In this context, we are focusing on DNA polymorphisms (SNPs) to identify new genetic determinants associated with particular social, psychological, behavioral (behavior genetics). Currently a study is in progress on the identification of polymorphisms of the oxytocin receptor gene associated with the neurological disorder in humans of prosopagnosia (difficulty in recognizing faces).

Research supervisor: S. Comincini

Collaborations: Z. Cattaneo (Dept. Psychiatry, University of Milan Bicocca).

(iv) Study of novel radiopharmaceuticals for the diagnosis of gliomas and of glial cells in physiological and pathological conditions.

The differential diagnosis between tumor recurrence (gliomas and brain metastases) and radiation necrosis phenomena (RN), plays an important role both as a prognostic and therapeutic point of view.

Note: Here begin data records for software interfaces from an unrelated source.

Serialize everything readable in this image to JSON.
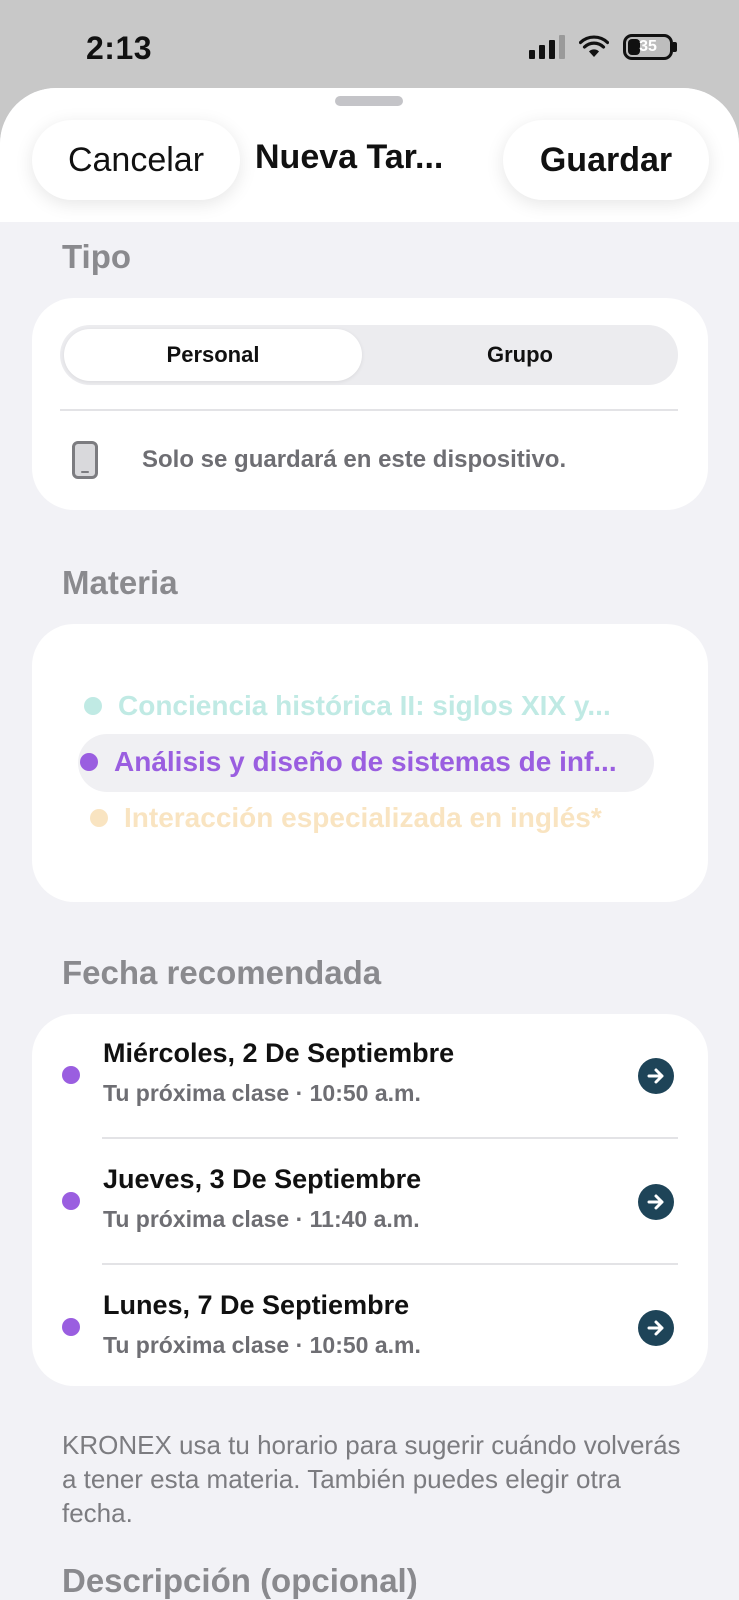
{
  "status_bar": {
    "time": "2:13",
    "battery_level": "35",
    "icons": [
      "signal-icon",
      "wifi-icon",
      "battery-icon"
    ]
  },
  "header": {
    "cancel_label": "Cancelar",
    "title": "Nueva Tar...",
    "save_label": "Guardar"
  },
  "tipo": {
    "section_title": "Tipo",
    "options": [
      "Personal",
      "Grupo"
    ],
    "selected": "Personal",
    "info_text": "Solo se guardará en este dispositivo."
  },
  "materia": {
    "section_title": "Materia",
    "items": [
      {
        "label": "Conciencia histórica II: siglos XIX y...",
        "color": "#8ed9cf",
        "selected": false
      },
      {
        "label": "Análisis y diseño de sistemas de inf...",
        "color": "#9a5ee0",
        "selected": true
      },
      {
        "label": "Interacción especializada en inglés*",
        "color": "#f7d9a8",
        "selected": false
      }
    ]
  },
  "fecha": {
    "section_title": "Fecha recomendada",
    "items": [
      {
        "title": "Miércoles, 2 De Septiembre",
        "subtitle": "Tu próxima clase · 10:50 a.m."
      },
      {
        "title": "Jueves, 3 De Septiembre",
        "subtitle": "Tu próxima clase · 11:40 a.m."
      },
      {
        "title": "Lunes, 7 De Septiembre",
        "subtitle": "Tu próxima clase · 10:50 a.m."
      }
    ],
    "dot_color": "#9a5ee0",
    "arrow_color": "#1e4458",
    "footnote": "KRONEX usa tu horario para sugerir cuándo volverás a tener esta materia. También puedes elegir otra fecha."
  },
  "descripcion": {
    "section_title": "Descripción (opcional)"
  }
}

Despite significant technological advances of current imaging modalities (PET-CT, MRI, ..) is not yet possible an accurate diagnosis to distinguish areas of active neoplastic proliferation from necrotic or neuro-inflammation areas. Our current research involves the study of new radiopharmaceuticals (18F-FCH, 18F- FET) specific to distinguish low and high grade gliomas. As experimental model various lines of human glioblastoma (T98G, U251, U87) are used to evaluate the in vitro uptake of radiopharmaceuticals mimicking the in vivo situation.

Research supervisor: R. Nano

Collaborations: L. Lodola, M. Persico, F. Buroni (S.C. Medicina Nucleare, IRCCS Policlinico San Matteo, Pavia); F. Corbella,  F. Pasi (S.C. Radioterapia Oncologica, IRCCS Policlinico San Matteo, Pavia); A. Facoetti, C. Aprile (Fondazione CNAO, Pavia); E. Giombelli (Divisione Neurochirurgia, Ospedale di Parma); A. Messina (Div. Neurochirurgia, Ospedale di Sondalo); E. Benericetti (Div. Neurochirurgia, Maria Cecilia Hospital GVM, Cotignola, BO).